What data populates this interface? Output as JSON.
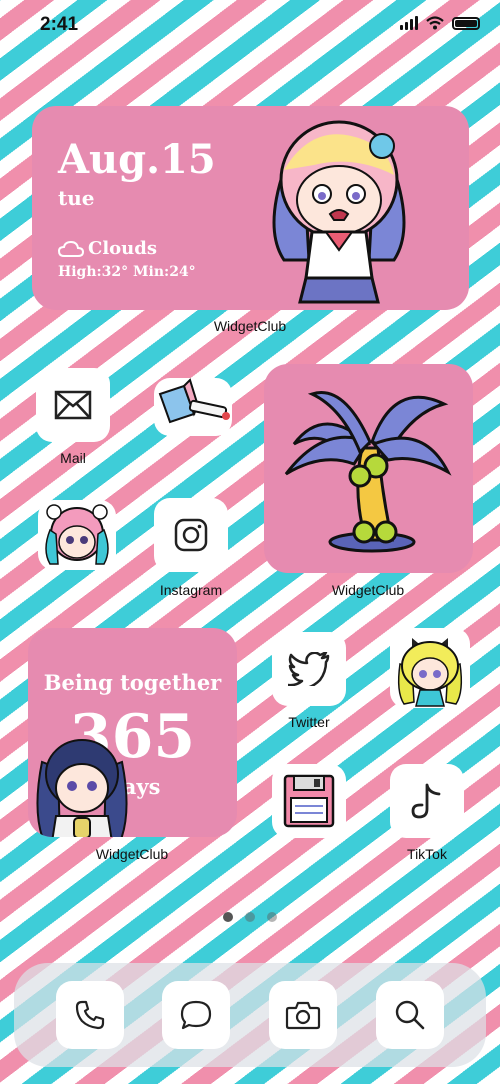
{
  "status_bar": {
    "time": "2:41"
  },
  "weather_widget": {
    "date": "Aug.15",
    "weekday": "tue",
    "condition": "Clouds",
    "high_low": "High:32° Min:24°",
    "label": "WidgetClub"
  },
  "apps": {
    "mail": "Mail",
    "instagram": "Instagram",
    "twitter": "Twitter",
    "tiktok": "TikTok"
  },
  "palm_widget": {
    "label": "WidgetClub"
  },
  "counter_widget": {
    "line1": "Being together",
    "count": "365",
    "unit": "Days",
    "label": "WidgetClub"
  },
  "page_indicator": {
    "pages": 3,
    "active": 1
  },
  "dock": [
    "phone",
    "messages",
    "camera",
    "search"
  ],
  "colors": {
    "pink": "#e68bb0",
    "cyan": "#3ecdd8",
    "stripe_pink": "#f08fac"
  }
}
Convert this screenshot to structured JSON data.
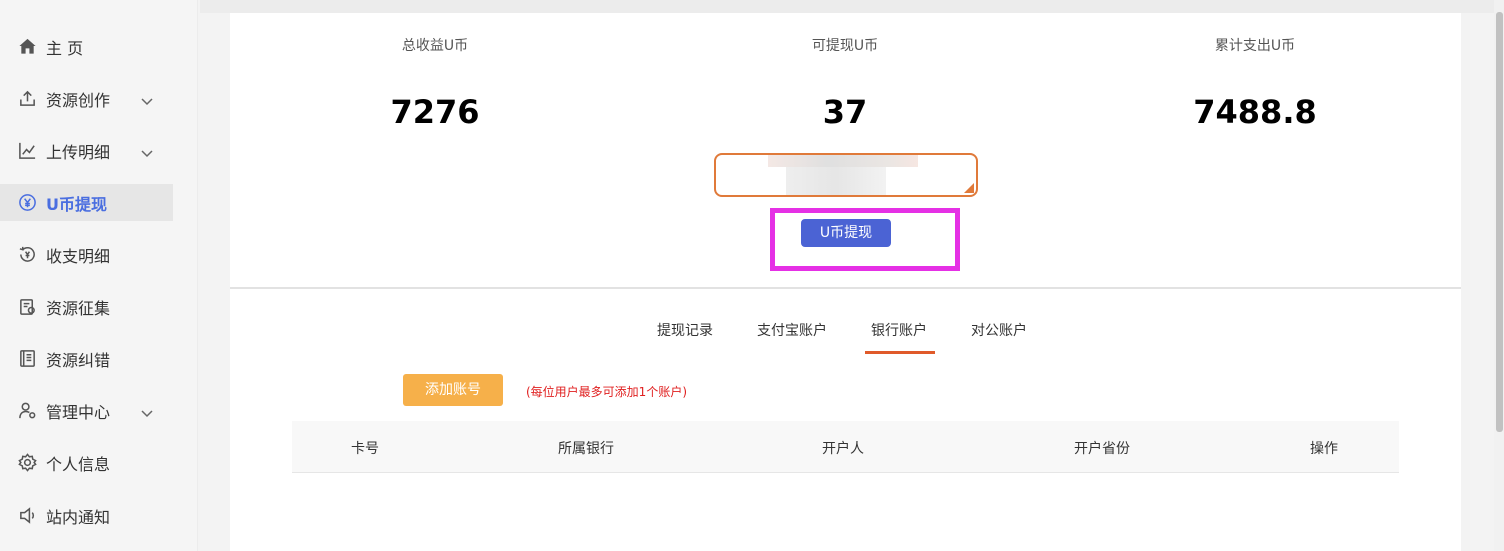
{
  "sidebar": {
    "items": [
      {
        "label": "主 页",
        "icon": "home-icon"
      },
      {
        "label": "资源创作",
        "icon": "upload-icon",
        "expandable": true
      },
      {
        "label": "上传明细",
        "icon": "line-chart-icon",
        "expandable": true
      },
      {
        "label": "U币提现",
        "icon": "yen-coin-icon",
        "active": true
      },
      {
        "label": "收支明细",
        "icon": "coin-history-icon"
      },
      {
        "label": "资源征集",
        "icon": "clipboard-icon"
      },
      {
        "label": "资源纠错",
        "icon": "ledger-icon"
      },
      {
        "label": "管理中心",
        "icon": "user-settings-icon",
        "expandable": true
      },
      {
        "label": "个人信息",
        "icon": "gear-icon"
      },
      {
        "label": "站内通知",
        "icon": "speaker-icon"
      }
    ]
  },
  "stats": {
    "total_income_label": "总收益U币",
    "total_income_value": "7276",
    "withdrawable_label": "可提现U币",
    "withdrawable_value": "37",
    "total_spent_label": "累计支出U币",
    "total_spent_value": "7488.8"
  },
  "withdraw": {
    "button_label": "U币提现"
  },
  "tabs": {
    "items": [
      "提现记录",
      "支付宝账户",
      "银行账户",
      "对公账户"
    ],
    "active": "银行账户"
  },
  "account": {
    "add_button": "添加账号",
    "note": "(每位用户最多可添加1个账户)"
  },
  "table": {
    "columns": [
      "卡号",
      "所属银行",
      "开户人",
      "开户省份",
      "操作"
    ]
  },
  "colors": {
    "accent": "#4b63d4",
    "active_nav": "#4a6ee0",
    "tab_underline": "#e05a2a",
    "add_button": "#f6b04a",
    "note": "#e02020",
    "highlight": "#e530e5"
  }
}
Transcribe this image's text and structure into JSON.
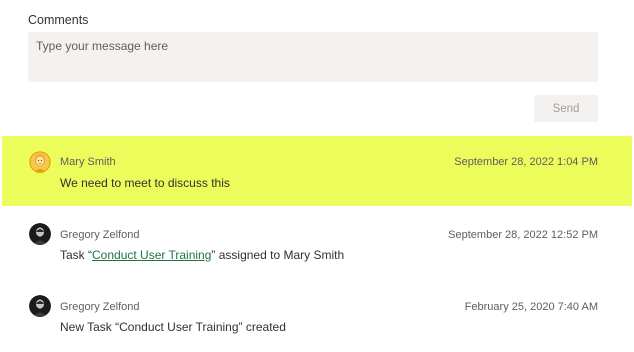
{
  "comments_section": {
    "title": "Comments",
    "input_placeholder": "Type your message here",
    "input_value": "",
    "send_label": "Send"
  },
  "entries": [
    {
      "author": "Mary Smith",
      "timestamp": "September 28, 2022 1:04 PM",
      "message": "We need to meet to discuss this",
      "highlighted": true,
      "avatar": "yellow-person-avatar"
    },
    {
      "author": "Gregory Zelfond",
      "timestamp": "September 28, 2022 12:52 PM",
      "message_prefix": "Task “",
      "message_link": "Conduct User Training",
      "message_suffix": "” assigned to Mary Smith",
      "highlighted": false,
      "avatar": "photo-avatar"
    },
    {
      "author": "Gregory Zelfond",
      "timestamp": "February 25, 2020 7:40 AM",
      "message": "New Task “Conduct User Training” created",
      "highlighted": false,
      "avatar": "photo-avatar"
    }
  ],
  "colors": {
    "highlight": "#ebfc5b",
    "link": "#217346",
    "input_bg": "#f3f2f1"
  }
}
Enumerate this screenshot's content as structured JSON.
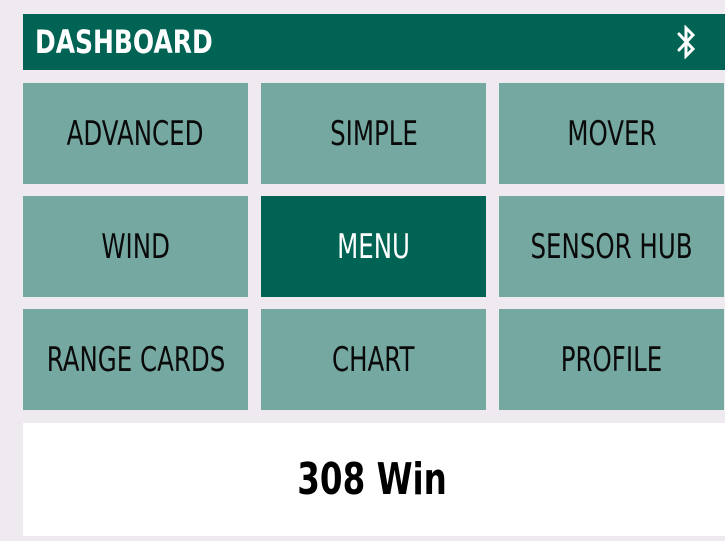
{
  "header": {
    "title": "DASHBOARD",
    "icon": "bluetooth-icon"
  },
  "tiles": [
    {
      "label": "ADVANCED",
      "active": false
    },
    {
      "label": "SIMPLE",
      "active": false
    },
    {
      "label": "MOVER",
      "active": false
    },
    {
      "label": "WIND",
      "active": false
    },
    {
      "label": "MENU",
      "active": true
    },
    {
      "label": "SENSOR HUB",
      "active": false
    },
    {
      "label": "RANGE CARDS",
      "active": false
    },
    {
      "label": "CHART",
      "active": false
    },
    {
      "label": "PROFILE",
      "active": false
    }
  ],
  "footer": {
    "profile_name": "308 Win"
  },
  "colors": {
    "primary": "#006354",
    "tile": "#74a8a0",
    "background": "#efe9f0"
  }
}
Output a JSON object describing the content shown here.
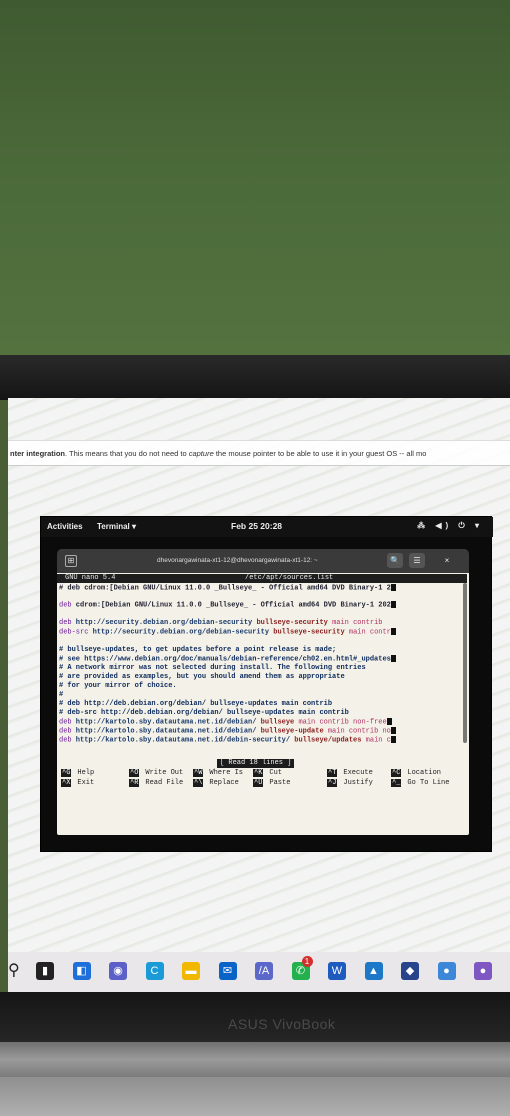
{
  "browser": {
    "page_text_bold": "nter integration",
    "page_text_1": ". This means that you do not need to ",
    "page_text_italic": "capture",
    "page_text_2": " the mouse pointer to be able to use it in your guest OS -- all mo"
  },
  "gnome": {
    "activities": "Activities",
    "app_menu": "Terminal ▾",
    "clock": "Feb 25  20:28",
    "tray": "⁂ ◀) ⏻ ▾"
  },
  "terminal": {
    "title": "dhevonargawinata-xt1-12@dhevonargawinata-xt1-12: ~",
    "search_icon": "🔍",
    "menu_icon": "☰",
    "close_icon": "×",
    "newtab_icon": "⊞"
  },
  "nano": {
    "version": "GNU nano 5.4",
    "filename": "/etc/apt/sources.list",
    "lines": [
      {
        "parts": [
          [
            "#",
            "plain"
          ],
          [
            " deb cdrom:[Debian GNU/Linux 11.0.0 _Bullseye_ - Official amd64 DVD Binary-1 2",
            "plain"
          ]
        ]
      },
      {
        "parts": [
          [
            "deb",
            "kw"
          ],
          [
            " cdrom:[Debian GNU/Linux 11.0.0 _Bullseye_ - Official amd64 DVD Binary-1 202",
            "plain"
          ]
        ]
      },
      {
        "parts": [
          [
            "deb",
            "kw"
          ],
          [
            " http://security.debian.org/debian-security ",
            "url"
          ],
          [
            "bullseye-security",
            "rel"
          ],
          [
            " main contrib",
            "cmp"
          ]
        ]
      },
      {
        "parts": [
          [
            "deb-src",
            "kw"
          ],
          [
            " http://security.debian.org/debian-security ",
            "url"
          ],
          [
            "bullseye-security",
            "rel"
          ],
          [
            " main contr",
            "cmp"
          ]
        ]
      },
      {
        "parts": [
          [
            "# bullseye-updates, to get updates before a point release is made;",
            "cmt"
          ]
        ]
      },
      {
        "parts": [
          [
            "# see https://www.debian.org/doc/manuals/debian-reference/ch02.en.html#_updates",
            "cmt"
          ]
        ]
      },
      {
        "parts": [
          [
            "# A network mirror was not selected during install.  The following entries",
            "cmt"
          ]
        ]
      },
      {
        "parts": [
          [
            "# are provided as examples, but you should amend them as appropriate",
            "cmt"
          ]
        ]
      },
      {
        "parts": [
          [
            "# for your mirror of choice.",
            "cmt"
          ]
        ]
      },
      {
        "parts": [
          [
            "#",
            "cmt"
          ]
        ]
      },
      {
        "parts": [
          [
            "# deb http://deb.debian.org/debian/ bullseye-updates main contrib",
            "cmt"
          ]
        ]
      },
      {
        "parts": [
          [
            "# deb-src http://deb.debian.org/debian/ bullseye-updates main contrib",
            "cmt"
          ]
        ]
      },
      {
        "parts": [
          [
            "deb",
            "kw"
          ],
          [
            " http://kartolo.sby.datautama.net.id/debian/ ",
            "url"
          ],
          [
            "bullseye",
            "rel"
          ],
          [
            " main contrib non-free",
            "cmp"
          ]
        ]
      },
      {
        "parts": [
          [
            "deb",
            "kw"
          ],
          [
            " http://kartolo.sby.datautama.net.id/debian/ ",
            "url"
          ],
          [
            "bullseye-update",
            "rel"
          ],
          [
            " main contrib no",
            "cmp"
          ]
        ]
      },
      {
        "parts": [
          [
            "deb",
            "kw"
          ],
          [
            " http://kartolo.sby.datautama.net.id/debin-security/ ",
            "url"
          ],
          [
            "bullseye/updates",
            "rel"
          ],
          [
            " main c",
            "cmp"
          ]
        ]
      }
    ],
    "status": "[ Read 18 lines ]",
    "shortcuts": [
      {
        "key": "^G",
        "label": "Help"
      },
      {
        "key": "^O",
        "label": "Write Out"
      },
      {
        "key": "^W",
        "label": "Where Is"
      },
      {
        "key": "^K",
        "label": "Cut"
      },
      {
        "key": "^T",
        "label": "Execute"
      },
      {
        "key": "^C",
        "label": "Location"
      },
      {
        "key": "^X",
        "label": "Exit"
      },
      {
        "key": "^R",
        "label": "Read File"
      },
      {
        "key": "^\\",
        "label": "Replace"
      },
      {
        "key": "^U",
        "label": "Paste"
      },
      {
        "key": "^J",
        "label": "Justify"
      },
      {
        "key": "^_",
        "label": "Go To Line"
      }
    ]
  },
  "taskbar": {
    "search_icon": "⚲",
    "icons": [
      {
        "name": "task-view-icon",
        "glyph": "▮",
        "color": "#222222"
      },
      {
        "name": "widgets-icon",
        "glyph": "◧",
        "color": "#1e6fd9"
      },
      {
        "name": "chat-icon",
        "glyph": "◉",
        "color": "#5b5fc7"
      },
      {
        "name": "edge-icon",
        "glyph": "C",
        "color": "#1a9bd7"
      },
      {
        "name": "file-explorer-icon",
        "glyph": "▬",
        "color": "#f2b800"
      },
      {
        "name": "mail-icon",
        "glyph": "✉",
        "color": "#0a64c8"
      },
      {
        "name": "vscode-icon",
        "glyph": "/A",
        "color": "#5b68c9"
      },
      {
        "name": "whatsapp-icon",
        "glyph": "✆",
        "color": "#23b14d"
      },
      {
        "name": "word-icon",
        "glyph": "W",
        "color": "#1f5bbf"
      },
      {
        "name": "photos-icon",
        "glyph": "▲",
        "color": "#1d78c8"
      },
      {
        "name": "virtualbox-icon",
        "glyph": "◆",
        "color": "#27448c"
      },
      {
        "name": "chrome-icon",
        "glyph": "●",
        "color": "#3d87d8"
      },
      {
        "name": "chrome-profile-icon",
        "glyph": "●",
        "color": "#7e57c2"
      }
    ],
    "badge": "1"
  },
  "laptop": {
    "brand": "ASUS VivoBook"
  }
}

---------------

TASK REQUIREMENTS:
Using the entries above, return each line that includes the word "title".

WRITTEN SOLUTION:
    "title": "Comments",
    "title": "DASHBOARD",
    "title": "dhevonargawinata-xt1-12@dhevonargawinata-xt1-12: ~",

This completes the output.